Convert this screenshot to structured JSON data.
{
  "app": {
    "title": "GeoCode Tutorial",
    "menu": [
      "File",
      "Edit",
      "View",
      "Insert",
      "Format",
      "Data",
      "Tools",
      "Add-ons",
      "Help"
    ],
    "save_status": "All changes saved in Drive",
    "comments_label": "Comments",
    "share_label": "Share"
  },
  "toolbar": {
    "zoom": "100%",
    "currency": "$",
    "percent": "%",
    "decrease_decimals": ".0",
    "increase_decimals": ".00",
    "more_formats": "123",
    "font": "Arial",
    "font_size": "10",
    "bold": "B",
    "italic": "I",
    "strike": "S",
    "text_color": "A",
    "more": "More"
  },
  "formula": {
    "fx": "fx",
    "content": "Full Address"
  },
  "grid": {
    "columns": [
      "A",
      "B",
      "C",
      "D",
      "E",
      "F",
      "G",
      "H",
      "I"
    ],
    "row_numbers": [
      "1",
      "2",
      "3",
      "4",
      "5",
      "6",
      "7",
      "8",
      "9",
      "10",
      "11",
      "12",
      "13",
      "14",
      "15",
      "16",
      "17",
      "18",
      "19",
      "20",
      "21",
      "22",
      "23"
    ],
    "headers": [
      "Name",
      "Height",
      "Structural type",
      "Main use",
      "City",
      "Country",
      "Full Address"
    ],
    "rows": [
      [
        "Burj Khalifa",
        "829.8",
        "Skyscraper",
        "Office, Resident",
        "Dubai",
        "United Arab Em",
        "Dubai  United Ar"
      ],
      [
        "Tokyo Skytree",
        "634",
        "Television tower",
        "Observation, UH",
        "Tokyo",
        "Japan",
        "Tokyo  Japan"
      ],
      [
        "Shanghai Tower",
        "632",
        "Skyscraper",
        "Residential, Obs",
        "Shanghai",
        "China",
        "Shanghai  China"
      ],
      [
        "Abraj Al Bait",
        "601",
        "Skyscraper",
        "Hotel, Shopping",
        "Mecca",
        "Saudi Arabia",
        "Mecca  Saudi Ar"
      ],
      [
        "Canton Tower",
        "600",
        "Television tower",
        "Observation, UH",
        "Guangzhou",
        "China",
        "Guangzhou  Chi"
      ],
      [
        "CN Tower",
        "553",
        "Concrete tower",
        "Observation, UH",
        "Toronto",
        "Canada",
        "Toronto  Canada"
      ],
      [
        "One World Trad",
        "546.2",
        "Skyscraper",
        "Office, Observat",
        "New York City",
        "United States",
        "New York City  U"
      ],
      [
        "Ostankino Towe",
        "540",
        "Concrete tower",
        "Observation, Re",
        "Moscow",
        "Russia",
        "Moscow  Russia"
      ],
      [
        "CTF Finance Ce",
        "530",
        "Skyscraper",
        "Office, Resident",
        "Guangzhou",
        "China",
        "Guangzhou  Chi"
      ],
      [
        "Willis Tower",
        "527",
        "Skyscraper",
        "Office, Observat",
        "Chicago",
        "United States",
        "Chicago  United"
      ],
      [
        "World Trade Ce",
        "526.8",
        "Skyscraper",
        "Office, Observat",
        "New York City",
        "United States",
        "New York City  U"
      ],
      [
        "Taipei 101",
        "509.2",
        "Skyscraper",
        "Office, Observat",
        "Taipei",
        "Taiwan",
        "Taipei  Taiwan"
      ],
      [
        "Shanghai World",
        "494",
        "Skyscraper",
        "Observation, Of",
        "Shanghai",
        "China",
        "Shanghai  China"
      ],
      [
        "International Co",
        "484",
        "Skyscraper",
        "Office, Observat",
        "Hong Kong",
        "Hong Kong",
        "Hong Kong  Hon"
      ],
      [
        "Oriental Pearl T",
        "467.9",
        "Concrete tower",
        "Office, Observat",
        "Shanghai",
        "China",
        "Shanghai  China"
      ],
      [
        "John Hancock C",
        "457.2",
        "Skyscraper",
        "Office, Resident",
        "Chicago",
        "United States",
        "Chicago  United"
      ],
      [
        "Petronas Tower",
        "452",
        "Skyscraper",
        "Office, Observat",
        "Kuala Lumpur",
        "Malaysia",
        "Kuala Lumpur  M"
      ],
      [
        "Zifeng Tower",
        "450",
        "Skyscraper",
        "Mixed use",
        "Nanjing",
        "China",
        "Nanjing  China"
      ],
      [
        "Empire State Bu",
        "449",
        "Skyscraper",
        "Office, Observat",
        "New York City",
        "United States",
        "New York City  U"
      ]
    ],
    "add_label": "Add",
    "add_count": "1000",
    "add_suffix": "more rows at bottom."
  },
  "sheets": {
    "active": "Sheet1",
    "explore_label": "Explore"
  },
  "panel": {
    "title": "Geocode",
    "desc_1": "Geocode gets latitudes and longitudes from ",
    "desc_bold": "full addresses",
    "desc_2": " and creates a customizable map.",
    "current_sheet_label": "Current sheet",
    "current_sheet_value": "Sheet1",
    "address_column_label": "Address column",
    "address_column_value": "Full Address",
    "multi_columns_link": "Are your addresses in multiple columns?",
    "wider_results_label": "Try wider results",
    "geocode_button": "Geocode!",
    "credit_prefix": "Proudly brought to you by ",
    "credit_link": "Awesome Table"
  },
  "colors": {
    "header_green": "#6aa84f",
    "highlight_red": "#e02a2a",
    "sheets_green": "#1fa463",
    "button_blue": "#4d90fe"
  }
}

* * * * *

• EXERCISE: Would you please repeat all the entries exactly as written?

• ANSWER SPACE:
Convert this screenshot to structured JSON data.
{
  "app": {
    "title": "GeoCode Tutorial",
    "menu": [
      "File",
      "Edit",
      "View",
      "Insert",
      "Format",
      "Data",
      "Tools",
      "Add-ons",
      "Help"
    ],
    "save_status": "All changes saved in Drive",
    "comments_label": "Comments",
    "share_label": "Share"
  },
  "toolbar": {
    "zoom": "100%",
    "currency": "$",
    "percent": "%",
    "decrease_decimals": ".0",
    "increase_decimals": ".00",
    "more_formats": "123",
    "font": "Arial",
    "font_size": "10",
    "bold": "B",
    "italic": "I",
    "strike": "S",
    "text_color": "A",
    "more": "More"
  },
  "formula": {
    "fx": "fx",
    "content": "Full Address"
  },
  "grid": {
    "columns": [
      "A",
      "B",
      "C",
      "D",
      "E",
      "F",
      "G",
      "H",
      "I"
    ],
    "row_numbers": [
      "1",
      "2",
      "3",
      "4",
      "5",
      "6",
      "7",
      "8",
      "9",
      "10",
      "11",
      "12",
      "13",
      "14",
      "15",
      "16",
      "17",
      "18",
      "19",
      "20",
      "21",
      "22",
      "23"
    ],
    "headers": [
      "Name",
      "Height",
      "Structural type",
      "Main use",
      "City",
      "Country",
      "Full Address"
    ],
    "rows": [
      [
        "Burj Khalifa",
        "829.8",
        "Skyscraper",
        "Office, Resident",
        "Dubai",
        "United Arab Em",
        "Dubai  United Ar"
      ],
      [
        "Tokyo Skytree",
        "634",
        "Television tower",
        "Observation, UH",
        "Tokyo",
        "Japan",
        "Tokyo  Japan"
      ],
      [
        "Shanghai Tower",
        "632",
        "Skyscraper",
        "Residential, Obs",
        "Shanghai",
        "China",
        "Shanghai  China"
      ],
      [
        "Abraj Al Bait",
        "601",
        "Skyscraper",
        "Hotel, Shopping",
        "Mecca",
        "Saudi Arabia",
        "Mecca  Saudi Ar"
      ],
      [
        "Canton Tower",
        "600",
        "Television tower",
        "Observation, UH",
        "Guangzhou",
        "China",
        "Guangzhou  Chi"
      ],
      [
        "CN Tower",
        "553",
        "Concrete tower",
        "Observation, UH",
        "Toronto",
        "Canada",
        "Toronto  Canada"
      ],
      [
        "One World Trad",
        "546.2",
        "Skyscraper",
        "Office, Observat",
        "New York City",
        "United States",
        "New York City  U"
      ],
      [
        "Ostankino Towe",
        "540",
        "Concrete tower",
        "Observation, Re",
        "Moscow",
        "Russia",
        "Moscow  Russia"
      ],
      [
        "CTF Finance Ce",
        "530",
        "Skyscraper",
        "Office, Resident",
        "Guangzhou",
        "China",
        "Guangzhou  Chi"
      ],
      [
        "Willis Tower",
        "527",
        "Skyscraper",
        "Office, Observat",
        "Chicago",
        "United States",
        "Chicago  United"
      ],
      [
        "World Trade Ce",
        "526.8",
        "Skyscraper",
        "Office, Observat",
        "New York City",
        "United States",
        "New York City  U"
      ],
      [
        "Taipei 101",
        "509.2",
        "Skyscraper",
        "Office, Observat",
        "Taipei",
        "Taiwan",
        "Taipei  Taiwan"
      ],
      [
        "Shanghai World",
        "494",
        "Skyscraper",
        "Observation, Of",
        "Shanghai",
        "China",
        "Shanghai  China"
      ],
      [
        "International Co",
        "484",
        "Skyscraper",
        "Office, Observat",
        "Hong Kong",
        "Hong Kong",
        "Hong Kong  Hon"
      ],
      [
        "Oriental Pearl T",
        "467.9",
        "Concrete tower",
        "Office, Observat",
        "Shanghai",
        "China",
        "Shanghai  China"
      ],
      [
        "John Hancock C",
        "457.2",
        "Skyscraper",
        "Office, Resident",
        "Chicago",
        "United States",
        "Chicago  United"
      ],
      [
        "Petronas Tower",
        "452",
        "Skyscraper",
        "Office, Observat",
        "Kuala Lumpur",
        "Malaysia",
        "Kuala Lumpur  M"
      ],
      [
        "Zifeng Tower",
        "450",
        "Skyscraper",
        "Mixed use",
        "Nanjing",
        "China",
        "Nanjing  China"
      ],
      [
        "Empire State Bu",
        "449",
        "Skyscraper",
        "Office, Observat",
        "New York City",
        "United States",
        "New York City  U"
      ]
    ],
    "add_label": "Add",
    "add_count": "1000",
    "add_suffix": "more rows at bottom."
  },
  "sheets": {
    "active": "Sheet1",
    "explore_label": "Explore"
  },
  "panel": {
    "title": "Geocode",
    "desc_1": "Geocode gets latitudes and longitudes from ",
    "desc_bold": "full addresses",
    "desc_2": " and creates a customizable map.",
    "current_sheet_label": "Current sheet",
    "current_sheet_value": "Sheet1",
    "address_column_label": "Address column",
    "address_column_value": "Full Address",
    "multi_columns_link": "Are your addresses in multiple columns?",
    "wider_results_label": "Try wider results",
    "geocode_button": "Geocode!",
    "credit_prefix": "Proudly brought to you by ",
    "credit_link": "Awesome Table"
  },
  "colors": {
    "header_green": "#6aa84f",
    "highlight_red": "#e02a2a",
    "sheets_green": "#1fa463",
    "button_blue": "#4d90fe"
  }
}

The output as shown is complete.